Physicists in the US may have ended a decade-old debate about how the Casimir force – which affects objects separated by tiny distances – should be calculated for two metal objects. They say that the so-called Drude model, which treats metal as a collection of billiard-ball-like positive ions and electrons, wins out over the "plasma model", which assumes the electrons move in a fixed lattice of positive ions. Understanding how to determine the force could play an important role in the design of micrometre- and nanometre-sized machines.
The Casimir force was first predicted in 1948 by Dutch physicist Hendrik Casimir, who considered what happens when two uncharged, perfectly conducting metal plates are placed opposite one another in a vacuum. According to quantum mechanics, the energy of an electromagnetic field in a vacuum is not zero but continuously fluctuates around a certain mean value. However, resonance means that only certain wavelengths will exist between two plates separated by a particular distance.
What Casimir worked out was that the radiation pressure of the field outside the plates will tend to be slightly greater than that between the plates, which will therefore be attracted to one another.

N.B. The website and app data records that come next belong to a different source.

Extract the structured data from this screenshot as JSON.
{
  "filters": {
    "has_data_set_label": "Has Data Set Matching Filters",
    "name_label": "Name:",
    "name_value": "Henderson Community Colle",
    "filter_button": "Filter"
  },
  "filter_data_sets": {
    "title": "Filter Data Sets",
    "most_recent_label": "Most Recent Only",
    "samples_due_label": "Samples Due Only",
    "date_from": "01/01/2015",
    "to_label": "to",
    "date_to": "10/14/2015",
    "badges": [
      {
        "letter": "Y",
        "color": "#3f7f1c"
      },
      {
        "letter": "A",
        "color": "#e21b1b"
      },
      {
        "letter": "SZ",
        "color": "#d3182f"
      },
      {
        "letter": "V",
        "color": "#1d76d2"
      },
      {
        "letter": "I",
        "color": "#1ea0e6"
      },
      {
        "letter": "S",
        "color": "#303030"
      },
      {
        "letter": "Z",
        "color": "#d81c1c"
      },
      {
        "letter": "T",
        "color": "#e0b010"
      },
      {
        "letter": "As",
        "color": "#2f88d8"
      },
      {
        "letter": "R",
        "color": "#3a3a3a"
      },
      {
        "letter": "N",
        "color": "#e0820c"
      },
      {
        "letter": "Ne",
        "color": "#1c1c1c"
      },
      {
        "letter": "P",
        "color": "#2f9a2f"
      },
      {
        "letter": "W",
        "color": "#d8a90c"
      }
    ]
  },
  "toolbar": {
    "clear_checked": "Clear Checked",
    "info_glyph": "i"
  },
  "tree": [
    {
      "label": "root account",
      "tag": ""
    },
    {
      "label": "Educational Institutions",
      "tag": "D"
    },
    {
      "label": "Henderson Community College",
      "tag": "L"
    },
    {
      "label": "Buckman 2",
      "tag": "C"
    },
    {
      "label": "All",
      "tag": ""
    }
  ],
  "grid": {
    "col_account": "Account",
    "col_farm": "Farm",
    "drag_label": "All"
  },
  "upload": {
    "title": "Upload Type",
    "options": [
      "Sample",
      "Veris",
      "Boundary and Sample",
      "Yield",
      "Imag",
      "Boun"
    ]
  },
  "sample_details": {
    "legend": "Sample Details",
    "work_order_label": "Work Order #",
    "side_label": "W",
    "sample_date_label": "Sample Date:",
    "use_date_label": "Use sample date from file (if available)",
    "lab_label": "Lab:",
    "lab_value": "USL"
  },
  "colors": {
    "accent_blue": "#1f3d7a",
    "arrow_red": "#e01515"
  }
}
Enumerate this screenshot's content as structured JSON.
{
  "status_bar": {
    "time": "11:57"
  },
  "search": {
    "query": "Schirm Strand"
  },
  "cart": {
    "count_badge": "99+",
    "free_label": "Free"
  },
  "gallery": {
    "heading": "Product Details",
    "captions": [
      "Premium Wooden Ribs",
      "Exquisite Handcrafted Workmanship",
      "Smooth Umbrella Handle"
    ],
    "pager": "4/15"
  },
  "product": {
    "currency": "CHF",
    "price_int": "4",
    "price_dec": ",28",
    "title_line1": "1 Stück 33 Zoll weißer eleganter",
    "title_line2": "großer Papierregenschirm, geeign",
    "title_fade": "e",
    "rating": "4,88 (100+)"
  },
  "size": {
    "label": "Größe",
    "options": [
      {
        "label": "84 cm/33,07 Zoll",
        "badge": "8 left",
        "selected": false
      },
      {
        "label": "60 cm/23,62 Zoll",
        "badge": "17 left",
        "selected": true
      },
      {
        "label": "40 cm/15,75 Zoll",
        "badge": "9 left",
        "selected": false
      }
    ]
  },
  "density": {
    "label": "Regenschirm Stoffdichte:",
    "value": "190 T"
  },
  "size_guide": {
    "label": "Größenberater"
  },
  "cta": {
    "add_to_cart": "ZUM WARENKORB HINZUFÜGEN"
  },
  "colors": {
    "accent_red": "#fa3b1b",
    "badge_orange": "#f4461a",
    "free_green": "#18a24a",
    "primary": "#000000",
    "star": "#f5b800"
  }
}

As it is so tiny, the Casimir force proved extremely difficult to measure and it was not until 1997 that Steve Lamoreaux, then at the University of Washington in the US, provided the first firm experimental confirmation of Casimir's theory. Although Lamoreaux and others have since made better measurements, an important mystery remained regarding how the Casimir force should be calculated for realistic objects.
Via Dr. Stefan Gruenwald